Synod Synopsis: Part Two
Last week I wrote the first of three installments summarizing my first-hand experience of the work of the Synod of the Christian Reformed Church in North America, 2022. Synod adopted the following recommendation which has created quite a bit of celebration or consternation (depending on who you talk to), media attention, and unfortunate misunderstanding:
“‘Unchastity’ in the Heidelberg Catechism Q. and A. 108 encompasses adultery, premarital sex, extra-marital sex, sexual violence within and outside of covenantal marriage, polyamory, pornography, and homosexual sex, all of which violate the Seventh Commandment.”
Two notes of explanation: (1) The Heidelberg Catechism is one of three Reformed Confessions that links us together with other Reformed believers through time and around the world. The three confessions are our collective way of summarizing core teachings of the Bible, done so through our unique Reformed theological lens and with a Reformed “accent.” Just like an American accent is not objectively superior to an Australian accent, so it goes in matters of our polity. (2) The Seventh Commandment is simply this: “Do not commit adultery.”
When Synod affirmed the statement above, it did so in a way that acknowledges that:
Jesus himself broadened the meaning of the Seventh Commandment so that we’re ALL guilty of breaking it (Matthew 5:28*) and in need of his forgiveness.
The Catechism uses the word unchastity as a synonym for any and all breakage of the Seventh Commandment.
The list of sexual sins encompassed by the word unchastity has been agreed on for the 400+ years of Reformed Church history. This is especially important! Synod 2022 is not saying something new, but rather recognizing what has been commonly understood for centuries and only recently come to be redefined.
There is a strong objection in some corners of the Christian Reformed community to including same-sex sexual activity (and to a lesser extent and for different reasons, polyamory and pornography) under the heading of unchastity.
Some of the recent headlines characterize this decision as hateful and imply that Christian Reformed Churches will thus be honor-bound to rid all sexually immoral persons from our congregations. God forbid! There would be no one left according to Jesus’ standard.
The standard of “chaste living” is meant FOR THE CHURCH and especially for those who are called and ordained to be leaders in the church. As followers of Jesus, we are a minority movement, called to flavor and brighten culture, not called to dominate or proscribe the laws of any land.
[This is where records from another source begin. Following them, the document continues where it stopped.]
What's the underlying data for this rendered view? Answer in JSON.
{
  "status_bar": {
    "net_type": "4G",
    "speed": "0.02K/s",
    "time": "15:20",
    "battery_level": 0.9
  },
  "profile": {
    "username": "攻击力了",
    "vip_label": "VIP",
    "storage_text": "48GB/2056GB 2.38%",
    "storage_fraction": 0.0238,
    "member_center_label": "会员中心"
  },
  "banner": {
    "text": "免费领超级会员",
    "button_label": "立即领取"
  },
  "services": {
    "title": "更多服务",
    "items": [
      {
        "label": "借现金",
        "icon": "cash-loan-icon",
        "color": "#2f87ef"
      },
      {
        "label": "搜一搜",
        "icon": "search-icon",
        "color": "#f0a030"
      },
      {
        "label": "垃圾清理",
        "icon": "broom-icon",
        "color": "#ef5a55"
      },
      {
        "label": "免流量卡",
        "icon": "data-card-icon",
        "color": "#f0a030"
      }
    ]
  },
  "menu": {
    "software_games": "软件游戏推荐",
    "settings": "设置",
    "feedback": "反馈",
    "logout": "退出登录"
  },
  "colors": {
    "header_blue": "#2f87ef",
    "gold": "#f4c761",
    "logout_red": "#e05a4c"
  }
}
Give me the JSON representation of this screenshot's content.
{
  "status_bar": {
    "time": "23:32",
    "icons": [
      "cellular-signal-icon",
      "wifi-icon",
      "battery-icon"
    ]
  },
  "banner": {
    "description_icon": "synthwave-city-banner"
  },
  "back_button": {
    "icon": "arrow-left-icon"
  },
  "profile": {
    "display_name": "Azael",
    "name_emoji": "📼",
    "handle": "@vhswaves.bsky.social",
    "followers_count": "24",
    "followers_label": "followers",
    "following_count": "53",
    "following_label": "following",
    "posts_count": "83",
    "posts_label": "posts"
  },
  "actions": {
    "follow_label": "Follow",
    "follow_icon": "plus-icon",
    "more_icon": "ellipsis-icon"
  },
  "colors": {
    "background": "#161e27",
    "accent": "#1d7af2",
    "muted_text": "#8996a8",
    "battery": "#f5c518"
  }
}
I repeat this from last week a new vision from Synod of how we desire to posture the church:
That we aspire to be a denomination that offers radical hospitality and welcome for all people (best neighbors, notorious sinners, and everybody in between) who come seeking the Lord.
That we aspire to call for a radical, wholehearted obedience for those who are called (and possibly ordained) to positions of leadership and influence in the Body of Christ.
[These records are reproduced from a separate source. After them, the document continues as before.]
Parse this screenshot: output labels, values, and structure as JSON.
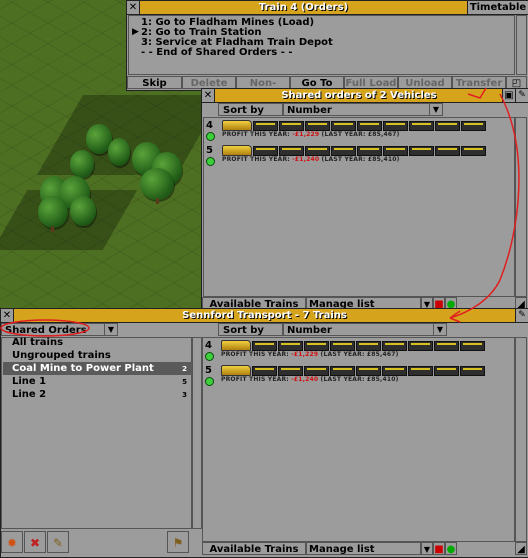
{
  "orders_window": {
    "title": "Train 4 (Orders)",
    "timetable_label": "Timetable",
    "orders": [
      "1: Go to Fladham Mines (Load)",
      "2: Go to Train Station",
      "3: Service at Fladham Train Depot",
      "- - End of Shared Orders - -"
    ],
    "buttons": [
      "Skip",
      "Delete",
      "Non-Stop",
      "Go To",
      "Full Load",
      "Unload",
      "Transfer"
    ]
  },
  "shared_window": {
    "title": "Shared orders of 2 Vehicles",
    "sort_label": "Sort by",
    "sort_value": "Number",
    "bottom_available": "Available Trains",
    "bottom_manage": "Manage list"
  },
  "vehicles": [
    {
      "number": "4",
      "profit_label": "PROFIT THIS YEAR:",
      "profit_value": "-£1,229",
      "last_year": "(LAST YEAR: £85,467)"
    },
    {
      "number": "5",
      "profit_label": "PROFIT THIS YEAR:",
      "profit_value": "-£1,240",
      "last_year": "(LAST YEAR: £85,410)"
    }
  ],
  "transport_window": {
    "title": "Sennford Transport - 7 Trains",
    "group_filter": "Shared Orders",
    "sort_label": "Sort by",
    "sort_value": "Number",
    "groups": [
      {
        "label": "All trains",
        "count": ""
      },
      {
        "label": "Ungrouped trains",
        "count": ""
      },
      {
        "label": "Coal Mine to Power Plant",
        "count": "2"
      },
      {
        "label": "Line 1",
        "count": "5"
      },
      {
        "label": "Line 2",
        "count": "3"
      }
    ],
    "bottom_available": "Available Trains",
    "bottom_manage": "Manage list"
  },
  "colors": {
    "title_bar": "#d6a41c",
    "window_bg": "#9c9c9c",
    "annotation": "#e02020",
    "negative_profit": "#d01010"
  }
}
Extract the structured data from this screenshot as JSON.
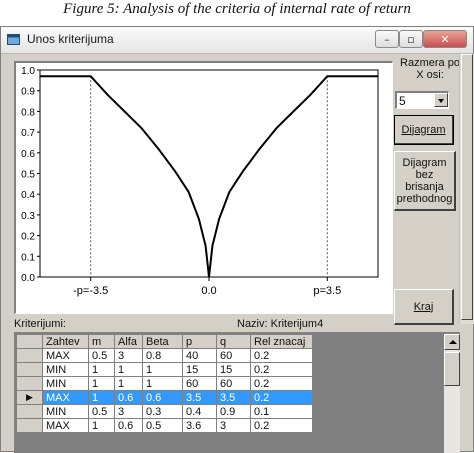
{
  "caption": "Figure 5: Analysis of the criteria of internal rate of return",
  "window": {
    "title": "Unos kriterijuma",
    "min_label": "–",
    "max_label": "▫",
    "close_label": "✕"
  },
  "chart_data": {
    "type": "line",
    "x": [
      -5,
      -3.5,
      -3,
      -2.5,
      -2,
      -1.5,
      -1,
      -0.6,
      -0.3,
      -0.1,
      0,
      0.1,
      0.3,
      0.6,
      1,
      1.5,
      2,
      2.5,
      3,
      3.5,
      5
    ],
    "y": [
      0.97,
      0.97,
      0.88,
      0.8,
      0.72,
      0.62,
      0.51,
      0.41,
      0.28,
      0.15,
      0.0,
      0.15,
      0.28,
      0.41,
      0.51,
      0.62,
      0.72,
      0.8,
      0.88,
      0.97,
      0.97
    ],
    "ylim": [
      0,
      1
    ],
    "xlim": [
      -5,
      5
    ],
    "yticks": [
      "1.0",
      "0.9",
      "0.8",
      "0.7",
      "0.6",
      "0.5",
      "0.4",
      "0.3",
      "0.2",
      "0.1",
      "0.0"
    ],
    "xticks": [
      {
        "value": -3.5,
        "label": "-p=-3.5"
      },
      {
        "value": 0,
        "label": "0.0"
      },
      {
        "value": 3.5,
        "label": "p=3.5"
      }
    ],
    "reference_lines_x": [
      -3.5,
      3.5
    ],
    "grid": false,
    "line_color": "#000000"
  },
  "controls": {
    "scale_label": "Razmera po\nX osi:",
    "scale_value": "5",
    "diagram_button": "Dijagram",
    "diagram_nodelete_button": "Dijagram\nbez brisanja\nprethodnog",
    "exit_button": "Kraj"
  },
  "criteria": {
    "label": "Kriterijumi:",
    "name_label": "Naziv: Kriterijum4",
    "columns": [
      "Zahtev",
      "m",
      "Alfa",
      "Beta",
      "p",
      "q",
      "Rel znacaj"
    ],
    "rows": [
      [
        "MAX",
        "0.5",
        "3",
        "0.8",
        "40",
        "60",
        "0.2"
      ],
      [
        "MIN",
        "1",
        "1",
        "1",
        "15",
        "15",
        "0.2"
      ],
      [
        "MIN",
        "1",
        "1",
        "1",
        "60",
        "60",
        "0.2"
      ],
      [
        "MAX",
        "1",
        "0.6",
        "0.6",
        "3.5",
        "3.5",
        "0.2"
      ],
      [
        "MIN",
        "0.5",
        "3",
        "0.3",
        "0.4",
        "0.9",
        "0.1"
      ],
      [
        "MAX",
        "1",
        "0.6",
        "0.5",
        "3.6",
        "3",
        "0.2"
      ]
    ],
    "selected_row": 3,
    "row_marker": "▶"
  }
}
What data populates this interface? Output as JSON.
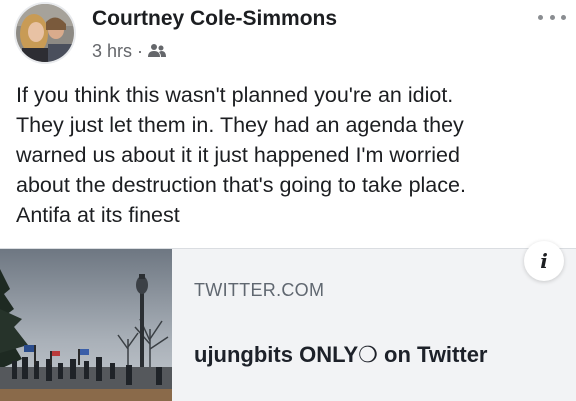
{
  "post": {
    "author": "Courtney Cole-Simmons",
    "timestamp": "3 hrs",
    "separator": "·",
    "audience_icon": "friends-icon",
    "more_icon": "more-options-icon",
    "text_lines": [
      "If you think this wasn't planned you're an idiot.",
      "They just let them in. They had an agenda they",
      "warned us about it it just happened I'm worried",
      "about the destruction that's going to take place.",
      "Antifa at its finest"
    ]
  },
  "link_card": {
    "domain": "TWITTER.COM",
    "title": "ujungbits ONLY❍ on Twitter",
    "info_label": "i",
    "info_icon": "info-icon"
  },
  "colors": {
    "text": "#1c1e21",
    "secondary_text": "#65676b",
    "card_background": "#f2f3f5"
  }
}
Our embodying of this long-held definition of unchastity is merely one dimension of a radical obedience to Jesus. It is not to be enforced on friends and neighbors outside of the church. It’s not to go on a poster on our front door for visitors to see. No! This standard is meant for the church and, in particular, for her leaders.
To get very personal: as one of your ordained pastors, I don’t get to be married to Sarah and have girlfriends on the side. I don’t have the freedom to have a pornography habit and present myself as a faithful person and servant. And if I were same-sex attracted, I would not be free to act out on my orientation.
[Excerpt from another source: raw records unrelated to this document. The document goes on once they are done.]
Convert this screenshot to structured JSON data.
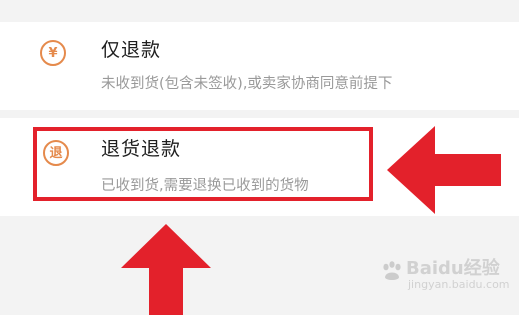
{
  "refund_options": [
    {
      "icon": "yen-return-icon",
      "icon_glyph": "¥",
      "title": "仅退款",
      "description": "未收到货(包含未签收),或卖家协商同意前提下"
    },
    {
      "icon": "return-goods-icon",
      "icon_glyph": "退",
      "title": "退货退款",
      "description": "已收到货,需要退换已收到的货物"
    }
  ],
  "annotations": {
    "highlight_color": "#e3212b",
    "arrow_color": "#e3212b"
  },
  "watermark": {
    "brand": "Baidu经验",
    "url": "jingyan.baidu.com"
  },
  "colors": {
    "accent": "#e58a4c",
    "title_text": "#1f1f1f",
    "description_text": "#9a9a9a",
    "background": "#f3f3f3"
  }
}
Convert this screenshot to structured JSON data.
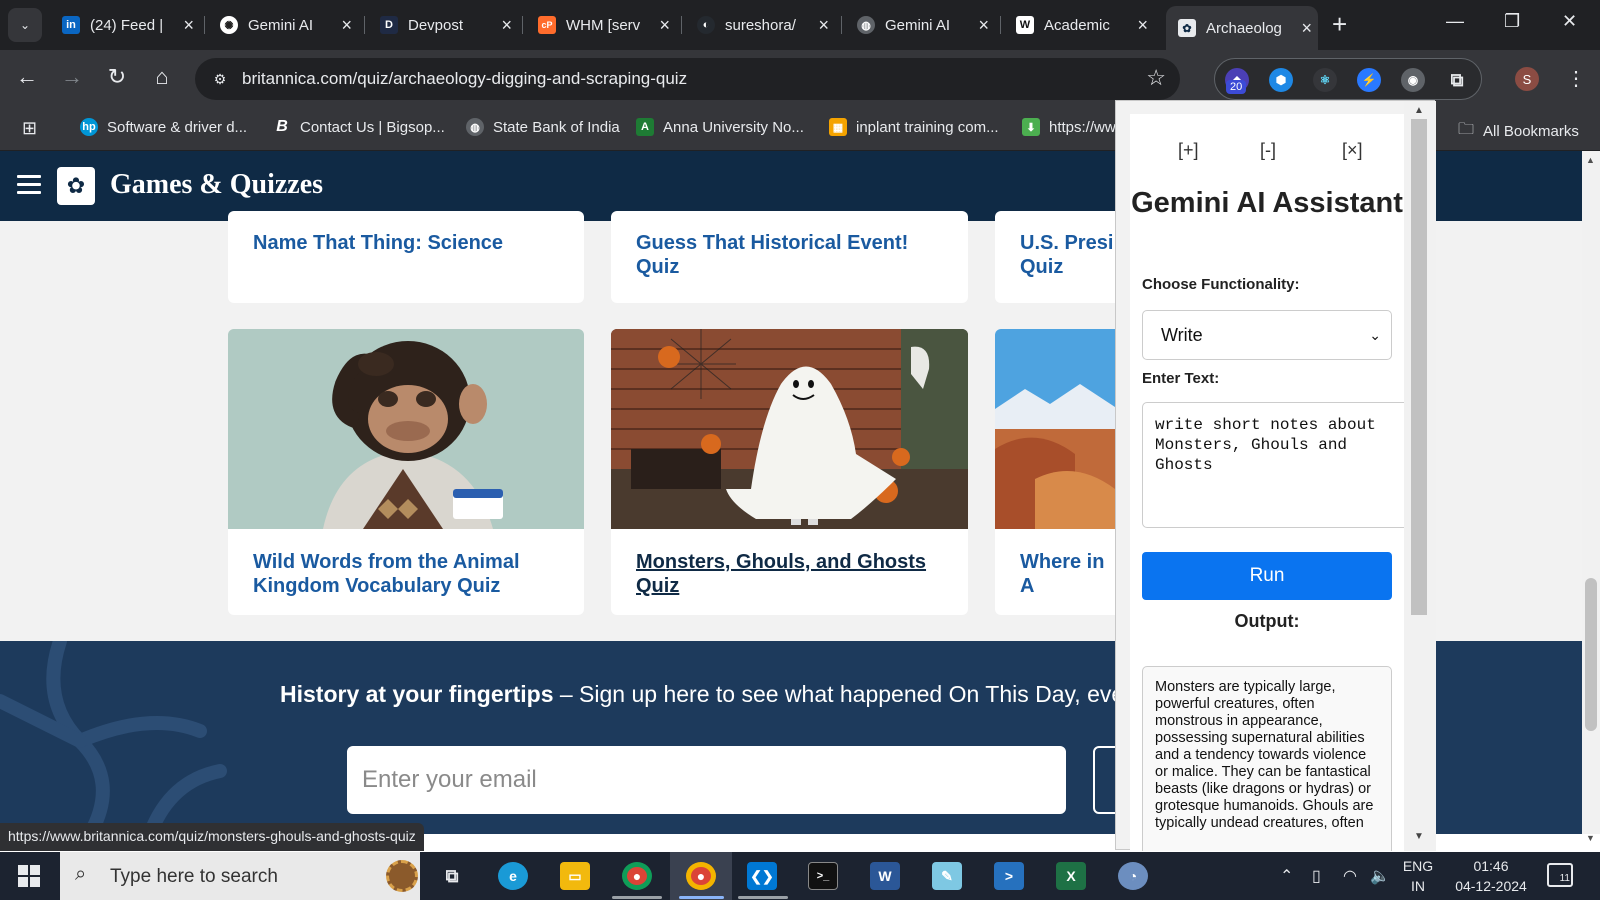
{
  "browser": {
    "tabs": [
      {
        "title": "(24) Feed |",
        "icon": "linkedin-icon",
        "color": "#0a66c2",
        "glyph": "in"
      },
      {
        "title": "Gemini AI",
        "icon": "openai-icon",
        "color": "#ffffff",
        "glyph": "✺"
      },
      {
        "title": "Devpost",
        "icon": "devpost-icon",
        "color": "#1f2a44",
        "glyph": "D"
      },
      {
        "title": "WHM [serv",
        "icon": "cpanel-icon",
        "color": "#ff6c2c",
        "glyph": "cP"
      },
      {
        "title": "sureshora/",
        "icon": "github-icon",
        "color": "#24292f",
        "glyph": "◐"
      },
      {
        "title": "Gemini AI",
        "icon": "globe-icon",
        "color": "#5f6368",
        "glyph": "◍"
      },
      {
        "title": "Academic",
        "icon": "wikipedia-icon",
        "color": "#ffffff",
        "glyph": "W"
      },
      {
        "title": "Archaeolog",
        "icon": "britannica-icon",
        "color": "#0f2a45",
        "glyph": "✿"
      }
    ],
    "url": "britannica.com/quiz/archaeology-digging-and-scraping-quiz",
    "bookmarks": [
      {
        "label": "Software & driver d...",
        "icon": "hp-icon",
        "color": "#0096d6"
      },
      {
        "label": "Contact Us | Bigsop...",
        "icon": "bigsop-icon",
        "color": "#35363a"
      },
      {
        "label": "State Bank of India",
        "icon": "globe-icon",
        "color": "#5f6368"
      },
      {
        "label": "Anna University No...",
        "icon": "anna-univ-icon",
        "color": "#1e7b34"
      },
      {
        "label": "inplant training com...",
        "icon": "inplant-icon",
        "color": "#f4a300"
      },
      {
        "label": "https://ww",
        "icon": "download-icon",
        "color": "#4caf50"
      }
    ],
    "all_bookmarks": "All Bookmarks",
    "profile_initial": "S",
    "extension_badge": "20",
    "status_link": "https://www.britannica.com/quiz/monsters-ghouls-and-ghosts-quiz"
  },
  "site": {
    "title": "Games & Quizzes",
    "top_cards": [
      "Name That Thing: Science",
      "Guess That Historical Event! Quiz",
      "U.S. Presi Quiz"
    ],
    "cards": [
      {
        "title": "Wild Words from the Animal Kingdom Vocabulary Quiz",
        "image": "chimpanzee-photo"
      },
      {
        "title": "Monsters, Ghouls, and Ghosts Quiz",
        "image": "ghost-costume-photo"
      },
      {
        "title": "Where in A",
        "image": "desert-canyon-photo"
      }
    ],
    "footer_bold": "History at your fingertips",
    "footer_text": " – Sign up here to see what happened On This Day, every",
    "email_placeholder": "Enter your email"
  },
  "gemini": {
    "controls": {
      "expand": "[+]",
      "collapse": "[-]",
      "close": "[×]"
    },
    "title": "Gemini AI Assistant",
    "functionality_label": "Choose Functionality:",
    "functionality_value": "Write",
    "text_label": "Enter Text:",
    "text_value": "write short notes about Monsters, Ghouls and Ghosts",
    "run_label": "Run",
    "output_label": "Output:",
    "output_text": "Monsters are typically large, powerful creatures, often monstrous in appearance, possessing supernatural abilities and a tendency towards violence or malice. They can be fantastical beasts (like dragons or hydras) or grotesque humanoids. Ghouls are typically undead creatures, often"
  },
  "taskbar": {
    "search_placeholder": "Type here to search",
    "language": "ENG",
    "region": "IN",
    "time": "01:46",
    "date": "04-12-2024",
    "notification_count": "11"
  }
}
Some perceive Synod 2022’s confessional definition of unchastity to be a judgmental, hateful line in the sand. I see it as an essential, necessary step in furthering a substantive denominational conversation, aided by the Human Sexuality Report about what God intends for us in the Seventh Commandment and in his call to chaste living. If we’re going to redefine what these terms have meant after 400 years of Reformed history (and 3,000+ years of Judeo-Christian history), it is incumbent on us to do so carefully and mindfully in light of his revealed Word. Much of that conversation is still ahead.
On Friday, I’ll venture deeper into this topic because Synod was compelled to address a church in our denomination that would not affirm what I’ve written here and changed their ordination practices accordingly. Peace in the meantime,
– Pastor Gregg
*Matthew 5:28 But I tell you that anyone who looks at a woman lustfully has already committed adultery with her in his heart. - Jesus
Photo credit: crcna.org/synod